Hartley’s promotion came after Kvyat was dropped to Toro Rosso with shaken confidence, and a year later in 2017, his performances were indicative of an anxious driver. While the drama around the Russian ensued, this move pushed Sainz into looking drives outside the programme. The Spaniard struck a deal with Renault and moved in, replacing Jolyon Palmer.

At that time, it did not appear as though the Spaniard was gone for good, but this came to fruition in 2018, just when Ricciardo decided to not renew with Red Bull. The Australian’s departure delivered a crushing blow to the programme, with two of their high-end drivers, both of whom could have partnered Verstappen, dropping out. The duo had done to Red Bull, what Red Bull had done to their drivers.

The spiral which started with the fast-track move of Kvyat continued as they had three solid drivers out of their programme for F1 2019. It forced them to promote Pierre Gasly, despite reservations due to his inexperience. The hope for another ‘Verstappen-like’ performance didn’t pay off, with the Frenchman struggling that year, and his difficulties apparent as early as winter testing.

With the Frenchman at Red Bull, Red Bull were forced to re-sign Kvyat at Toro Rosso and bring in another former junior Albon, who had already signed a Formula E deal with Nissan. The Thai driver replaced Hartley, who was left high and dry after one and a half years.

Such was Gasly’s lack of pace that the now-24-year-old was eventually replaced by Albon midway through 2019. Yet despite repeated instances of rushed promotions failing to deliver, hope was same yet again. At first, Albon’s promotion appeared a reasonable move, but in 2020, his lack of experience started to hamper the team.

The Thai driver remained at the team until the end of the season, helped by the lack of available talent in the team’s programme.
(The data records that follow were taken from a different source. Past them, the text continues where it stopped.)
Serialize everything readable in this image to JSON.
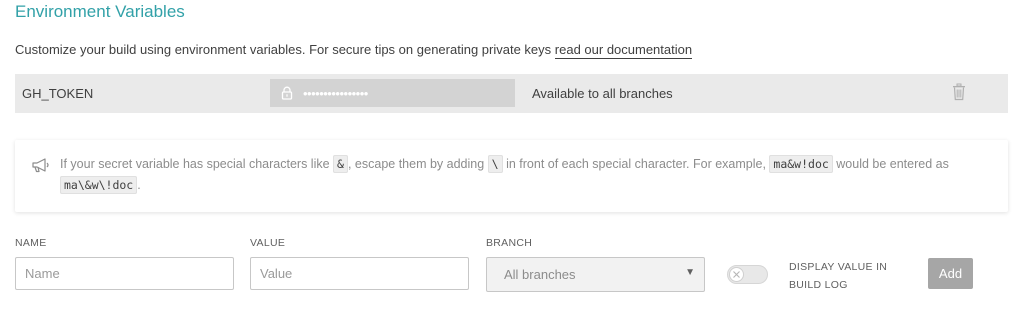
{
  "header": {
    "title": "Environment Variables",
    "intro_text": "Customize your build using environment variables. For secure tips on generating private keys ",
    "intro_link": "read our documentation"
  },
  "variables": [
    {
      "name": "GH_TOKEN",
      "value_masked": "••••••••••••••••",
      "branch": "Available to all branches"
    }
  ],
  "notice": {
    "part1": "If your secret variable has special characters like ",
    "code1": "&",
    "part2": ", escape them by adding ",
    "code2": "\\",
    "part3": " in front of each special character. For example, ",
    "code3": "ma&w!doc",
    "part4": " would be entered as ",
    "code4": "ma\\&w\\!doc",
    "part5": "."
  },
  "form": {
    "name_label": "NAME",
    "name_placeholder": "Name",
    "value_label": "VALUE",
    "value_placeholder": "Value",
    "branch_label": "BRANCH",
    "branch_selected": "All branches",
    "display_label": "DISPLAY VALUE IN BUILD LOG",
    "display_enabled": false,
    "add_label": "Add"
  },
  "colors": {
    "accent": "#32a1a8",
    "row_background": "#eaeaea",
    "masked_field": "#d3d3d3",
    "add_button": "#a6a6a6"
  }
}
But with Albon unable to match the in-form Verstappen, his ouster became apparent with a driver like Perez in the market. They have retained the Thai as a reserve, but it will be a difficult road for him to return, judging by the previous experiences where no one made it back to the senior team after their drop.

At the same time, they will be looking at Tsunoda to help them ticking with new talent and not force them to fall back on tested drivers. While the Red Bull programme has helped in shaping up careers of many drivers, in recent times, it has been detrimental to their own team, where they have struggled to balance the performance level.

It is clear that Verstappen is looked upon as the leading driver, not just of his experience and or stature but most importantly, for his results. The raw talent helped him remain at Red Bull, even though he took nearly two years to settle himself in and deliver consistently. The 2018 Monaco GP incident was the eventual turning point in his career.

While Verstappen got an extended run, the same cannot be said for Kvyat, Gasly and Albon – granted that Red Bull has more data to understand, who can deliver. Amazingly, the Ferrari programme has become a benchmark not long before the Verstappen’s arrival, especially because it is not rushing in and giving drivers the time required to flourish.

The added pressure of a mid-season swap and fast-track is not helping their programme to deliver the kind of drivers they require. At the end of the day, Verstappen is once in a lifetime talent, he can be a benchmark, but in the quest to fulfil that, it has repeatedly failed, where they have lost five drivers in the form of Kvyat, Ricciardo, Sainz, Gasly and Albon.

It is interesting and ironic that Red Bull’s problem started with Vettel leaving and got exacerbated by Verstappen’s arrival, but the Dutchman is seemingly the solution to it as well, because he is a rare success story of the programme’s pattern of rushing drivers to the top of motorsport. It will be to see if they continue the pattern or take corrective measures.

Here’s Daniil Kvyat on experience lack troubling his initial F1 run

Additional writing/editing done by Duncan Leahy